Hepatitis: Ukrainian refugees should be offered vaccines and free treatment, says WHOBMJ 2022; 377 doi: https://doi.org/10.1136/bmj.o1132 (Published 05 May 2022) Cite this as: BMJ 2022;377:o1132
Governments in Europe should provide free and accessible hepatitis care, as well as vaccinations, to Ukrainian refugees, the World Health Organization has said.1
In a joint statement with the European Association for the Study of the Liver and the European Centre for Disease Prevention and Control, the bodies highlight that hepatitis B virus and hepatitis C virus infections are key public health problems in Ukraine.
As of 10 April 2022, more than 4.5 million people had fled Ukraine, mainly to Hungary, Poland, Romania, Slovakia, and the Republic of Moldova, and from there people have moved to other European countries.
The statement called on European governments to be alert to potential cases, including by informing clinicians and healthcare workers of the need to consider timely testing for suspected cases of hepatitis.
It said hepatitis B vaccinations should be offered to children and adolescents with unknown vaccination status, known delayed, or missing vaccines, as well as to others with risk factors who do not have official records or evidence of immunity.
Hepatitis A vaccinations should be considered according to local guidelines, and close contacts of acute cases of hepatitis A infection should be traced and offered vaccination.
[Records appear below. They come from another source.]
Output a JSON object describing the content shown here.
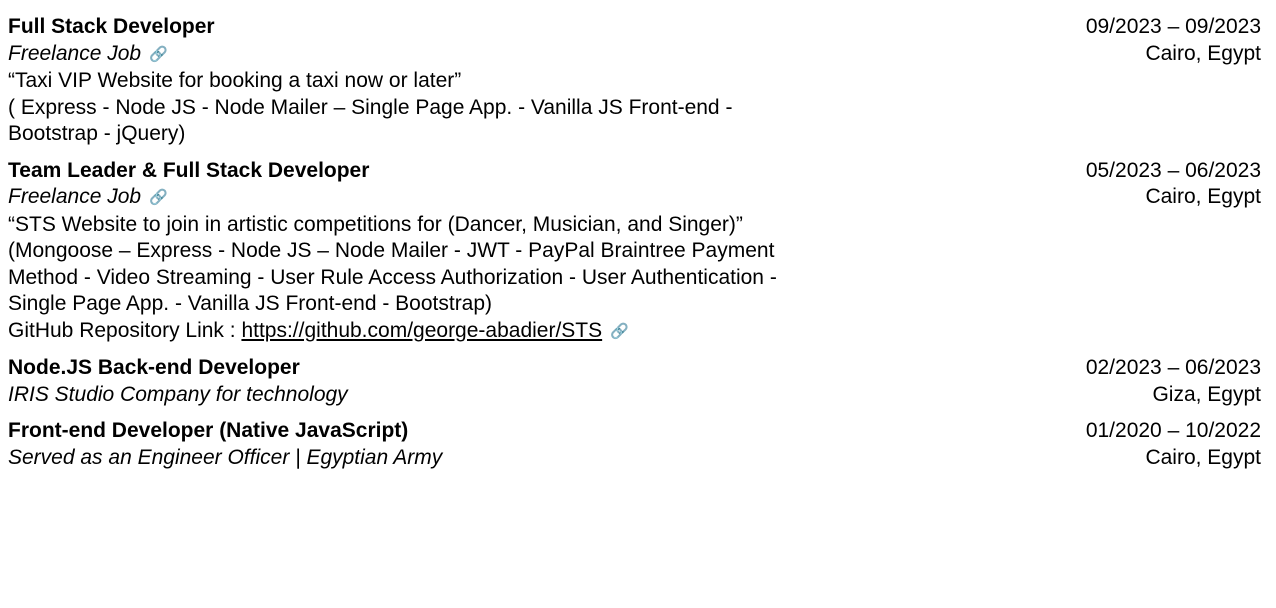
{
  "link_icon": "🔗",
  "entries": [
    {
      "title": "Full Stack Developer",
      "company": "Freelance Job",
      "has_link_icon": true,
      "lines": [
        "“Taxi VIP Website for booking a taxi now or later”",
        "( Express - Node JS - Node Mailer – Single Page App. - Vanilla JS Front-end - Bootstrap - jQuery)"
      ],
      "dates": "09/2023 – 09/2023",
      "location": "Cairo, Egypt"
    },
    {
      "title": "Team Leader & Full Stack Developer",
      "company": "Freelance Job",
      "has_link_icon": true,
      "lines": [
        "“STS Website to join in artistic competitions for (Dancer, Musician, and Singer)”",
        "(Mongoose – Express - Node JS – Node Mailer - JWT - PayPal Braintree Payment Method - Video Streaming - User Rule Access Authorization - User Authentication - Single Page App. - Vanilla JS Front-end - Bootstrap)"
      ],
      "repo_label": "GitHub Repository Link : ",
      "repo_url": "https://github.com/george-abadier/STS",
      "dates": "05/2023 – 06/2023",
      "location": "Cairo, Egypt"
    },
    {
      "title": "Node.JS Back-end Developer",
      "company": "IRIS Studio Company for technology",
      "dates": "02/2023 – 06/2023",
      "location": "Giza, Egypt"
    },
    {
      "title": "Front-end Developer (Native JavaScript)",
      "company": "Served as an Engineer Officer | Egyptian Army",
      "dates": "01/2020 – 10/2022",
      "location": "Cairo, Egypt"
    }
  ]
}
If there is an outbreak of hepatitis A, rapid and widespread vaccination should be considered.
In 2020, the prevalence of hepatitis B surface antigen (HBsAg) was estimated at 1% in adults in Ukraine, while for hepatitis C (HCV-RNA positive) infection it was 3%. Prevalence was higher in men, in older people, among people who inject drugs, and in people living with HIV.
Ukraine’s vaccine coverage is lower than in most EU countries and below the recommended coverage target for elimination. In 2020, 80.9% of infants had received a third dose of the hepatitis B vaccine. There is currently no vaccine for hepatitis C.